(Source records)
—————
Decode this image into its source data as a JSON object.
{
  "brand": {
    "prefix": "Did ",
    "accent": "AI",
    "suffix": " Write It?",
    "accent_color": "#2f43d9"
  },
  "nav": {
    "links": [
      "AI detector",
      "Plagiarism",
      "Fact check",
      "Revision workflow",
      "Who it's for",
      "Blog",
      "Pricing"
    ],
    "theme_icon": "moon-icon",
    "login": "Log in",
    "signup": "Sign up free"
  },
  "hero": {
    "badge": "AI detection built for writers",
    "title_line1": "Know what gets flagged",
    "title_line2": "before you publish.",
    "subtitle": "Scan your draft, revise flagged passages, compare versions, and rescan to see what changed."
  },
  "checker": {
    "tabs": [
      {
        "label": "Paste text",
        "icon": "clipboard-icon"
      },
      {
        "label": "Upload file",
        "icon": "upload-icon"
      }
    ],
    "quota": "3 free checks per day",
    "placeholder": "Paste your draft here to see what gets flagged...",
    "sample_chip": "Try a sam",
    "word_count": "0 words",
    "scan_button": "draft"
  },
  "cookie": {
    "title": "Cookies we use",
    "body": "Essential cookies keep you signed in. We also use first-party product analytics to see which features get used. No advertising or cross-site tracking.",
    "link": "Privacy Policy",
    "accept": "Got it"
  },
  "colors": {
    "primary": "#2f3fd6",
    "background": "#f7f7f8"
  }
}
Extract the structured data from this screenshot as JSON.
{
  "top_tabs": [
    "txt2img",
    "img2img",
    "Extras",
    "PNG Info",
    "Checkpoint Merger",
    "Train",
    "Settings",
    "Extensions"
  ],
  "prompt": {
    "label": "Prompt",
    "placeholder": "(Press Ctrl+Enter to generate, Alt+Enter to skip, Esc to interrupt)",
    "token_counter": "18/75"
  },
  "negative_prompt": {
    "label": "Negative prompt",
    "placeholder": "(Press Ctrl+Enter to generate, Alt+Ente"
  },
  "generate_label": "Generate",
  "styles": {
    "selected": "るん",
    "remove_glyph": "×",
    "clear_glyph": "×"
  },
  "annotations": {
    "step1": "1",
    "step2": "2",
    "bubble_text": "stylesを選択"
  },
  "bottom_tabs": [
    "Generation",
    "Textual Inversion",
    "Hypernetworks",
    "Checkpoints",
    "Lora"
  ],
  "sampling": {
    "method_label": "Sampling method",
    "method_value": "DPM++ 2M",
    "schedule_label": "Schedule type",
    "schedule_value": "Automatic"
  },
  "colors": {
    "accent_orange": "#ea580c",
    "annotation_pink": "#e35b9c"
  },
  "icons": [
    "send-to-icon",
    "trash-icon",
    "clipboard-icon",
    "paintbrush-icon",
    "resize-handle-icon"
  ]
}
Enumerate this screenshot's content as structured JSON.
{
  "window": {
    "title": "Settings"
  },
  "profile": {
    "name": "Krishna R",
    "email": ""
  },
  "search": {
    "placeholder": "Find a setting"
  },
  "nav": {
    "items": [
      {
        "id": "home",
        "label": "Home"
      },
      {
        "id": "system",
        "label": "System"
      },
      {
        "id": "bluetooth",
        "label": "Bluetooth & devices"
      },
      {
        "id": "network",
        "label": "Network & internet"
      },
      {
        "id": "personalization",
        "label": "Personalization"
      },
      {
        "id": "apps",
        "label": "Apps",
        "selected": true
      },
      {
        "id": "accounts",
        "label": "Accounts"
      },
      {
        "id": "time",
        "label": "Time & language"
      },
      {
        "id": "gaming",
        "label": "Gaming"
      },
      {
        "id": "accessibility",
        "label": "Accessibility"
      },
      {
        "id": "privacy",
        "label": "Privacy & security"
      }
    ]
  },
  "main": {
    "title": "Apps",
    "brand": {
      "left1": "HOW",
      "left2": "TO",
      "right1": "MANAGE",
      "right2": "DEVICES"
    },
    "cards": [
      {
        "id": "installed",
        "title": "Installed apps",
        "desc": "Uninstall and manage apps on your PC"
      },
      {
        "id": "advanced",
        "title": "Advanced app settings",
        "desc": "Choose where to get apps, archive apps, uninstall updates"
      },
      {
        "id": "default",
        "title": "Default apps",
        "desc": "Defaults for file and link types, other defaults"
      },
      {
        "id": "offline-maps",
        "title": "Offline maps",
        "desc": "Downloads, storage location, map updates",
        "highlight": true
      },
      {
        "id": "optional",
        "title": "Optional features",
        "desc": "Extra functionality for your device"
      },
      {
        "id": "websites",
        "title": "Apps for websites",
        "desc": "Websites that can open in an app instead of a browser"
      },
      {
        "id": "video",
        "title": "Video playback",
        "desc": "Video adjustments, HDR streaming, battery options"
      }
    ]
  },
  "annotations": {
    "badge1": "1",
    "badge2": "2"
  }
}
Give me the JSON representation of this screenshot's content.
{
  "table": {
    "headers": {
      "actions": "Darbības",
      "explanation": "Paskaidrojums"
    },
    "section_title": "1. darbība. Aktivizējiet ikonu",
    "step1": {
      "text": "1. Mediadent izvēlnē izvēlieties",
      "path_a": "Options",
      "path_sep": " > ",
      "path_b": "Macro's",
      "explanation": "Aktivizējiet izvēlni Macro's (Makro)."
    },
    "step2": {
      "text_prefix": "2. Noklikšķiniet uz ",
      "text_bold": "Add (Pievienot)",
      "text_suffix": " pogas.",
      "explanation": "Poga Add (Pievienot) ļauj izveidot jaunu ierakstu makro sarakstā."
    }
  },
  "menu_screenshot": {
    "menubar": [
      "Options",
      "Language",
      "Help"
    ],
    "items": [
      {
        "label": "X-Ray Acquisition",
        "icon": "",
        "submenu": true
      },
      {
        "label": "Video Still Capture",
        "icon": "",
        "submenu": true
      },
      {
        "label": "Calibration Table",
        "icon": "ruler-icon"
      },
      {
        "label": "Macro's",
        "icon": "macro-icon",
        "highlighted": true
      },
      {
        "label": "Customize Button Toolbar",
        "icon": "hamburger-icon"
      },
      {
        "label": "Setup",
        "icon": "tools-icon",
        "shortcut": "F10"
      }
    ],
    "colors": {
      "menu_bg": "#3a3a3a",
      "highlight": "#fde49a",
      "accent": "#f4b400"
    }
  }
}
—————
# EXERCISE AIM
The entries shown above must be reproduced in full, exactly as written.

# ANSWER TO THE EXERCISE
Decode this image into its source data as a JSON object.
{
  "brand": {
    "prefix": "Did ",
    "accent": "AI",
    "suffix": " Write It?",
    "accent_color": "#2f43d9"
  },
  "nav": {
    "links": [
      "AI detector",
      "Plagiarism",
      "Fact check",
      "Revision workflow",
      "Who it's for",
      "Blog",
      "Pricing"
    ],
    "theme_icon": "moon-icon",
    "login": "Log in",
    "signup": "Sign up free"
  },
  "hero": {
    "badge": "AI detection built for writers",
    "title_line1": "Know what gets flagged",
    "title_line2": "before you publish.",
    "subtitle": "Scan your draft, revise flagged passages, compare versions, and rescan to see what changed."
  },
  "checker": {
    "tabs": [
      {
        "label": "Paste text",
        "icon": "clipboard-icon"
      },
      {
        "label": "Upload file",
        "icon": "upload-icon"
      }
    ],
    "quota": "3 free checks per day",
    "placeholder": "Paste your draft here to see what gets flagged...",
    "sample_chip": "Try a sam",
    "word_count": "0 words",
    "scan_button": "draft"
  },
  "cookie": {
    "title": "Cookies we use",
    "body": "Essential cookies keep you signed in. We also use first-party product analytics to see which features get used. No advertising or cross-site tracking.",
    "link": "Privacy Policy",
    "accept": "Got it"
  },
  "colors": {
    "primary": "#2f3fd6",
    "background": "#f7f7f8"
  }
}
Extract the structured data from this screenshot as JSON.
{
  "top_tabs": [
    "txt2img",
    "img2img",
    "Extras",
    "PNG Info",
    "Checkpoint Merger",
    "Train",
    "Settings",
    "Extensions"
  ],
  "prompt": {
    "label": "Prompt",
    "placeholder": "(Press Ctrl+Enter to generate, Alt+Enter to skip, Esc to interrupt)",
    "token_counter": "18/75"
  },
  "negative_prompt": {
    "label": "Negative prompt",
    "placeholder": "(Press Ctrl+Enter to generate, Alt+Ente"
  },
  "generate_label": "Generate",
  "styles": {
    "selected": "るん",
    "remove_glyph": "×",
    "clear_glyph": "×"
  },
  "annotations": {
    "step1": "1",
    "step2": "2",
    "bubble_text": "stylesを選択"
  },
  "bottom_tabs": [
    "Generation",
    "Textual Inversion",
    "Hypernetworks",
    "Checkpoints",
    "Lora"
  ],
  "sampling": {
    "method_label": "Sampling method",
    "method_value": "DPM++ 2M",
    "schedule_label": "Schedule type",
    "schedule_value": "Automatic"
  },
  "colors": {
    "accent_orange": "#ea580c",
    "annotation_pink": "#e35b9c"
  },
  "icons": [
    "send-to-icon",
    "trash-icon",
    "clipboard-icon",
    "paintbrush-icon",
    "resize-handle-icon"
  ]
}
Enumerate this screenshot's content as structured JSON.
{
  "window": {
    "title": "Settings"
  },
  "profile": {
    "name": "Krishna R",
    "email": ""
  },
  "search": {
    "placeholder": "Find a setting"
  },
  "nav": {
    "items": [
      {
        "id": "home",
        "label": "Home"
      },
      {
        "id": "system",
        "label": "System"
      },
      {
        "id": "bluetooth",
        "label": "Bluetooth & devices"
      },
      {
        "id": "network",
        "label": "Network & internet"
      },
      {
        "id": "personalization",
        "label": "Personalization"
      },
      {
        "id": "apps",
        "label": "Apps",
        "selected": true
      },
      {
        "id": "accounts",
        "label": "Accounts"
      },
      {
        "id": "time",
        "label": "Time & language"
      },
      {
        "id": "gaming",
        "label": "Gaming"
      },
      {
        "id": "accessibility",
        "label": "Accessibility"
      },
      {
        "id": "privacy",
        "label": "Privacy & security"
      }
    ]
  },
  "main": {
    "title": "Apps",
    "brand": {
      "left1": "HOW",
      "left2": "TO",
      "right1": "MANAGE",
      "right2": "DEVICES"
    },
    "cards": [
      {
        "id": "installed",
        "title": "Installed apps",
        "desc": "Uninstall and manage apps on your PC"
      },
      {
        "id": "advanced",
        "title": "Advanced app settings",
        "desc": "Choose where to get apps, archive apps, uninstall updates"
      },
      {
        "id": "default",
        "title": "Default apps",
        "desc": "Defaults for file and link types, other defaults"
      },
      {
        "id": "offline-maps",
        "title": "Offline maps",
        "desc": "Downloads, storage location, map updates",
        "highlight": true
      },
      {
        "id": "optional",
        "title": "Optional features",
        "desc": "Extra functionality for your device"
      },
      {
        "id": "websites",
        "title": "Apps for websites",
        "desc": "Websites that can open in an app instead of a browser"
      },
      {
        "id": "video",
        "title": "Video playback",
        "desc": "Video adjustments, HDR streaming, battery options"
      }
    ]
  },
  "annotations": {
    "badge1": "1",
    "badge2": "2"
  }
}
Give me the JSON representation of this screenshot's content.
{
  "table": {
    "headers": {
      "actions": "Darbības",
      "explanation": "Paskaidrojums"
    },
    "section_title": "1. darbība. Aktivizējiet ikonu",
    "step1": {
      "text": "1. Mediadent izvēlnē izvēlieties",
      "path_a": "Options",
      "path_sep": " > ",
      "path_b": "Macro's",
      "explanation": "Aktivizējiet izvēlni Macro's (Makro)."
    },
    "step2": {
      "text_prefix": "2. Noklikšķiniet uz ",
      "text_bold": "Add (Pievienot)",
      "text_suffix": " pogas.",
      "explanation": "Poga Add (Pievienot) ļauj izveidot jaunu ierakstu makro sarakstā."
    }
  },
  "menu_screenshot": {
    "menubar": [
      "Options",
      "Language",
      "Help"
    ],
    "items": [
      {
        "label": "X-Ray Acquisition",
        "icon": "",
        "submenu": true
      },
      {
        "label": "Video Still Capture",
        "icon": "",
        "submenu": true
      },
      {
        "label": "Calibration Table",
        "icon": "ruler-icon"
      },
      {
        "label": "Macro's",
        "icon": "macro-icon",
        "highlighted": true
      },
      {
        "label": "Customize Button Toolbar",
        "icon": "hamburger-icon"
      },
      {
        "label": "Setup",
        "icon": "tools-icon",
        "shortcut": "F10"
      }
    ],
    "colors": {
      "menu_bg": "#3a3a3a",
      "highlight": "#fde49a",
      "accent": "#f4b400"
    }
  }
}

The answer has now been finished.